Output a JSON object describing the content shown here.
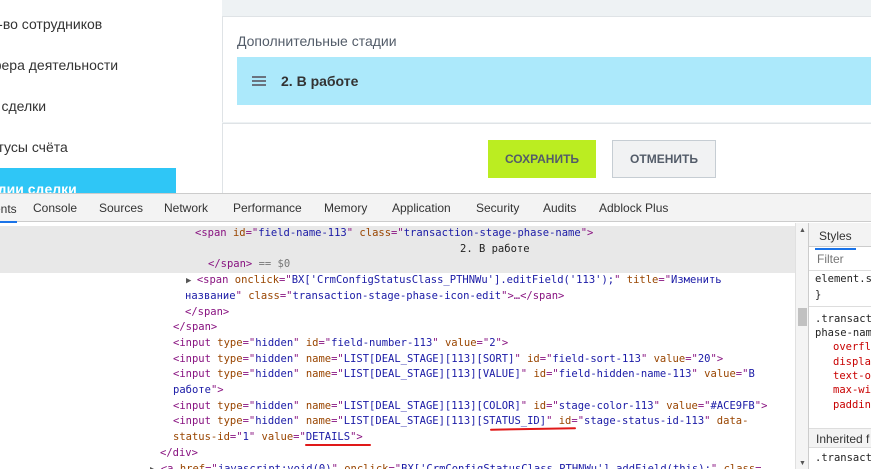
{
  "crm": {
    "menu": [
      {
        "label": "Кол-во сотрудников",
        "display": "л-во сотрудников"
      },
      {
        "label": "Сфера деятельности",
        "display": "фера деятельности"
      },
      {
        "label": "Тип сделки",
        "display": "п сделки"
      },
      {
        "label": "Статусы счёта",
        "display": "атусы счёта"
      },
      {
        "label": "Стадии сделки",
        "display": "адии сделки"
      }
    ],
    "stages_title": "Дополнительные стадии",
    "stage_name": "2. В работе",
    "save_label": "СОХРАНИТЬ",
    "cancel_label": "ОТМЕНИТЬ",
    "colors": {
      "stage_bg": "#ACE9FB",
      "save_bg": "#bbed21",
      "active_menu": "#2fc6f6"
    }
  },
  "devtools": {
    "tabs": [
      "ents",
      "Console",
      "Sources",
      "Network",
      "Performance",
      "Memory",
      "Application",
      "Security",
      "Audits",
      "Adblock Plus"
    ],
    "dom_lines": [
      {
        "indent": 195,
        "parts": [
          [
            "t",
            "<span "
          ],
          [
            "an",
            "id"
          ],
          [
            "t",
            "=\""
          ],
          [
            "av",
            "field-name-113"
          ],
          [
            "t",
            "\" "
          ],
          [
            "an",
            "class"
          ],
          [
            "t",
            "=\""
          ],
          [
            "av",
            "transaction-stage-phase-name"
          ],
          [
            "t",
            "\">"
          ]
        ],
        "hl": true
      },
      {
        "indent": 460,
        "parts": [
          [
            "tx",
            "2. В работе"
          ]
        ],
        "hl": true
      },
      {
        "indent": 208,
        "parts": [
          [
            "t",
            "</span>"
          ],
          [
            "gr",
            " == $0"
          ]
        ],
        "hl": true
      },
      {
        "indent": 186,
        "tri": "▶",
        "parts": [
          [
            "t",
            "<span "
          ],
          [
            "an",
            "onclick"
          ],
          [
            "t",
            "=\""
          ],
          [
            "av",
            "BX['CrmConfigStatusClass_PTHNWu'].editField('113');"
          ],
          [
            "t",
            "\" "
          ],
          [
            "an",
            "title"
          ],
          [
            "t",
            "=\""
          ],
          [
            "av",
            "Изменить"
          ]
        ]
      },
      {
        "indent": 185,
        "parts": [
          [
            "av",
            "название"
          ],
          [
            "t",
            "\" "
          ],
          [
            "an",
            "class"
          ],
          [
            "t",
            "=\""
          ],
          [
            "av",
            "transaction-stage-phase-icon-edit"
          ],
          [
            "t",
            "\">…</span>"
          ]
        ]
      },
      {
        "indent": 185,
        "parts": [
          [
            "t",
            "</span>"
          ]
        ]
      },
      {
        "indent": 173,
        "parts": [
          [
            "t",
            "</span>"
          ]
        ]
      },
      {
        "indent": 173,
        "parts": [
          [
            "t",
            "<input "
          ],
          [
            "an",
            "type"
          ],
          [
            "t",
            "=\""
          ],
          [
            "av",
            "hidden"
          ],
          [
            "t",
            "\" "
          ],
          [
            "an",
            "id"
          ],
          [
            "t",
            "=\""
          ],
          [
            "av",
            "field-number-113"
          ],
          [
            "t",
            "\" "
          ],
          [
            "an",
            "value"
          ],
          [
            "t",
            "=\""
          ],
          [
            "av",
            "2"
          ],
          [
            "t",
            "\">"
          ]
        ]
      },
      {
        "indent": 173,
        "parts": [
          [
            "t",
            "<input "
          ],
          [
            "an",
            "type"
          ],
          [
            "t",
            "=\""
          ],
          [
            "av",
            "hidden"
          ],
          [
            "t",
            "\" "
          ],
          [
            "an",
            "name"
          ],
          [
            "t",
            "=\""
          ],
          [
            "av",
            "LIST[DEAL_STAGE][113][SORT]"
          ],
          [
            "t",
            "\" "
          ],
          [
            "an",
            "id"
          ],
          [
            "t",
            "=\""
          ],
          [
            "av",
            "field-sort-113"
          ],
          [
            "t",
            "\" "
          ],
          [
            "an",
            "value"
          ],
          [
            "t",
            "=\""
          ],
          [
            "av",
            "20"
          ],
          [
            "t",
            "\">"
          ]
        ]
      },
      {
        "indent": 173,
        "parts": [
          [
            "t",
            "<input "
          ],
          [
            "an",
            "type"
          ],
          [
            "t",
            "=\""
          ],
          [
            "av",
            "hidden"
          ],
          [
            "t",
            "\" "
          ],
          [
            "an",
            "name"
          ],
          [
            "t",
            "=\""
          ],
          [
            "av",
            "LIST[DEAL_STAGE][113][VALUE]"
          ],
          [
            "t",
            "\" "
          ],
          [
            "an",
            "id"
          ],
          [
            "t",
            "=\""
          ],
          [
            "av",
            "field-hidden-name-113"
          ],
          [
            "t",
            "\" "
          ],
          [
            "an",
            "value"
          ],
          [
            "t",
            "=\""
          ],
          [
            "av",
            "В"
          ]
        ]
      },
      {
        "indent": 173,
        "parts": [
          [
            "av",
            "работе"
          ],
          [
            "t",
            "\">"
          ]
        ]
      },
      {
        "indent": 173,
        "parts": [
          [
            "t",
            "<input "
          ],
          [
            "an",
            "type"
          ],
          [
            "t",
            "=\""
          ],
          [
            "av",
            "hidden"
          ],
          [
            "t",
            "\" "
          ],
          [
            "an",
            "name"
          ],
          [
            "t",
            "=\""
          ],
          [
            "av",
            "LIST[DEAL_STAGE][113][COLOR]"
          ],
          [
            "t",
            "\" "
          ],
          [
            "an",
            "id"
          ],
          [
            "t",
            "=\""
          ],
          [
            "av",
            "stage-color-113"
          ],
          [
            "t",
            "\" "
          ],
          [
            "an",
            "value"
          ],
          [
            "t",
            "=\""
          ],
          [
            "av",
            "#ACE9FB"
          ],
          [
            "t",
            "\">"
          ]
        ]
      },
      {
        "indent": 173,
        "parts": [
          [
            "t",
            "<input "
          ],
          [
            "an",
            "type"
          ],
          [
            "t",
            "=\""
          ],
          [
            "av",
            "hidden"
          ],
          [
            "t",
            "\" "
          ],
          [
            "an",
            "name"
          ],
          [
            "t",
            "=\""
          ],
          [
            "av",
            "LIST[DEAL_STAGE][113][STATUS_ID]"
          ],
          [
            "t",
            "\" "
          ],
          [
            "an",
            "id"
          ],
          [
            "t",
            "=\""
          ],
          [
            "av",
            "stage-status-id-113"
          ],
          [
            "t",
            "\" "
          ],
          [
            "an",
            "data-"
          ]
        ]
      },
      {
        "indent": 173,
        "parts": [
          [
            "an",
            "status-id"
          ],
          [
            "t",
            "=\""
          ],
          [
            "av",
            "1"
          ],
          [
            "t",
            "\" "
          ],
          [
            "an",
            "value"
          ],
          [
            "t",
            "=\""
          ],
          [
            "av",
            "DETAILS"
          ],
          [
            "t",
            "\">"
          ]
        ]
      },
      {
        "indent": 160,
        "parts": [
          [
            "t",
            "</div>"
          ]
        ]
      },
      {
        "indent": 150,
        "tri": "▶",
        "parts": [
          [
            "t",
            "<a "
          ],
          [
            "an",
            "href"
          ],
          [
            "t",
            "=\""
          ],
          [
            "av",
            "javascript:void(0)"
          ],
          [
            "t",
            "\" "
          ],
          [
            "an",
            "onclick"
          ],
          [
            "t",
            "=\""
          ],
          [
            "av",
            "BX['CrmConfigStatusClass_PTHNWu'].addField(this);"
          ],
          [
            "t",
            "\" "
          ],
          [
            "an",
            "class"
          ],
          [
            "t",
            "="
          ]
        ]
      }
    ],
    "styles_tab": "Styles",
    "filter_placeholder": "Filter",
    "styles_lines": [
      "element.s",
      "}",
      ".transact",
      "phase-nam",
      "overfl",
      "displa",
      "text-o",
      "max-wi",
      "paddin"
    ],
    "inherited_label": "Inherited f",
    "styles_last": ".transact"
  }
}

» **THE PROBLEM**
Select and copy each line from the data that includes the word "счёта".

» **SOLUTION TO THIS PROBLEM**
        "label": "Статусы счёта",
        "display": "атусы счёта"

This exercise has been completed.